The Manor of Molland was a medieval manor in North Devon, England. It was largely co-terminous with the existing parish of Molland, in which is situated the village of Molland. More accurately it consisted from the earliest times of two separate manors, held from separate overlords, later known as Molland-Bottreaux and Molland-Champson.
The Bohun swan was a heraldic badge used originally in England by the mediaeval noble family of de Bohun, Earls of Hereford, and Earls of Essex.
The manor of Bideford in North Devon was held by the Grenville family between the 12th and 18th centuries. The full descent is as follows:
Great Fulford is an historic estate in the parish of Dunsford, Devon. The grade I listed manor house, known as Great Fulford House, is about 9 miles west of Exeter. Its site was said in 1810 to be "probably the most ancient in the county". The present mansion house is Tudor with refurbishment from the late 17th century and further remodelling from about 1800. The prefix "Great" dates from the late 17th century and served to distinguish it from the mansion house known as "Little Fulford" in the parish of Shobrooke, Devon, about 8 miles to the north-east, also owned briefly by Col. Francis Fulford (1666–1700), as a result of his marriage to the heiress of the Tuckfield family. Great Fulford has been the residence of the Fulford family, which took its name from the estate, from the reign of King Richard I (1189–1199) to the present day. There are thus few, if any, families in Devonshire of more ancient recorded origin still resident at their original seat. In 2004 the estate comprised 3,000 acres.

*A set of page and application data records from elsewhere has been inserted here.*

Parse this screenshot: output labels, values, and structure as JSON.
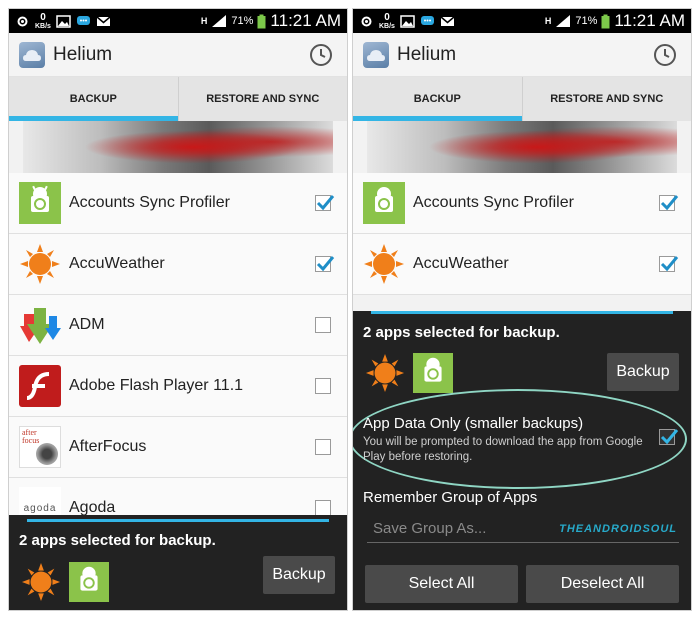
{
  "status_bar": {
    "time": "11:21 AM",
    "battery": "71%",
    "net_speed": "0",
    "net_unit": "KB/s",
    "h_indicator": "H"
  },
  "app": {
    "title": "Helium"
  },
  "tabs": [
    {
      "label": "BACKUP",
      "active": true
    },
    {
      "label": "RESTORE AND SYNC",
      "active": false
    }
  ],
  "apps": [
    {
      "name": "Accounts Sync Profiler",
      "icon": "android-sync-icon",
      "checked": true
    },
    {
      "name": "AccuWeather",
      "icon": "sun-icon",
      "checked": true
    },
    {
      "name": "ADM",
      "icon": "download-arrows-icon",
      "checked": false
    },
    {
      "name": "Adobe Flash Player 11.1",
      "icon": "flash-icon",
      "checked": false
    },
    {
      "name": "AfterFocus",
      "icon": "afterfocus-icon",
      "checked": false,
      "icon_text": "after focus"
    },
    {
      "name": "Agoda",
      "icon": "agoda-icon",
      "checked": false,
      "icon_text": "agoda"
    }
  ],
  "bottom_panel": {
    "title": "2 apps selected for backup.",
    "backup_label": "Backup"
  },
  "dialog": {
    "title": "2 apps selected for backup.",
    "backup_label": "Backup",
    "option_title": "App Data Only (smaller backups)",
    "option_subtitle": "You will be prompted to download the app from Google Play before restoring.",
    "option_checked": true,
    "remember_label": "Remember Group of Apps",
    "save_placeholder": "Save Group As...",
    "watermark": "THEANDROIDSOUL",
    "select_all_label": "Select All",
    "deselect_all_label": "Deselect All"
  },
  "colors": {
    "accent": "#33b5e5",
    "panel_bg": "#222222",
    "button_bg": "#4a4a4a",
    "highlight_ellipse": "#8fd6c4"
  }
}
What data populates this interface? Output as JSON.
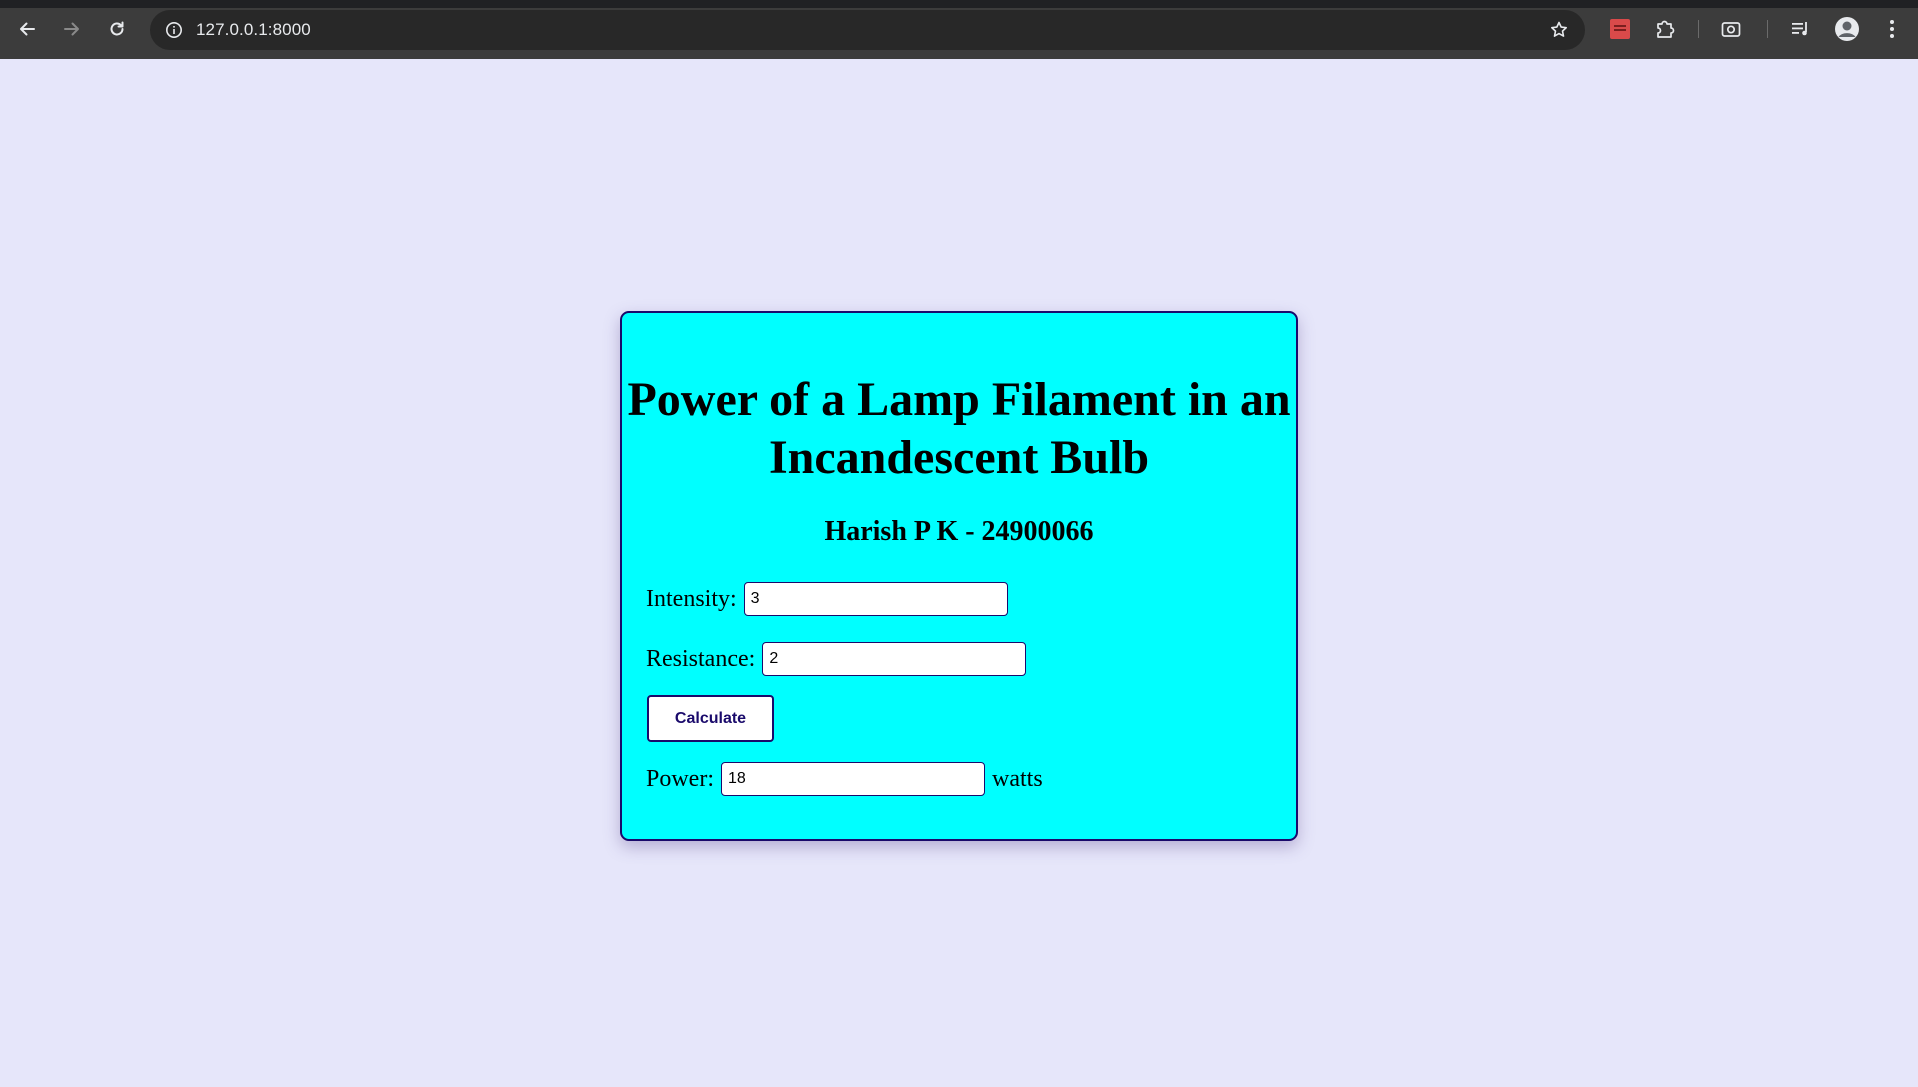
{
  "browser": {
    "url": "127.0.0.1:8000",
    "icons": {
      "back": "back-arrow-icon",
      "forward": "forward-arrow-icon",
      "reload": "reload-icon",
      "site_info": "info-icon",
      "bookmark": "star-icon",
      "extension_red": "red-extension-icon",
      "extensions": "puzzle-icon",
      "screenshot": "camera-icon",
      "media": "media-queue-icon",
      "profile": "avatar-icon",
      "menu": "kebab-menu-icon"
    }
  },
  "page": {
    "title": "Power of a Lamp Filament in an Incandescent Bulb",
    "subtitle": "Harish P K - 24900066",
    "intensity": {
      "label": "Intensity:",
      "value": "3"
    },
    "resistance": {
      "label": "Resistance:",
      "value": "2"
    },
    "calculate_label": "Calculate",
    "power": {
      "label": "Power:",
      "value": "18",
      "unit": "watts"
    }
  },
  "colors": {
    "page_background": "#e6e6fa",
    "card_background": "#00ffff",
    "card_border": "#1a0a6b",
    "button_text": "#1a0a6b"
  }
}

Upcott is an historic manor in the parish of Cheriton Fitzpaine, Devon. The manor house, known as Upcott Barton is a mediaeval grade II* listed building notorious in the history of Devon as the place where in 1455 the murder of the lawyer Nicholas Radford by a mob directed by the Earl of Devon during the Wars of the Roses took place. In the grounds is a reproduction of an Iron Age roundhouse built circa 2014.
Lyneham in the parish of Yealmpton in Devon, is an historic estate. The surviving grand mansion house known as Lyneham House is a grade I listed building. It was built c.1699-1703 by Sir Courtenay Croker, MP for Plympton Morice in 1699. A drawing of Lyneham House dated 1716 by Edmund Prideaux (1693–1745) of Prideaux Place, Padstow, Cornwall, survives at Prideaux Place. It shows formal gardens in front with flanking pavilions and an orangery.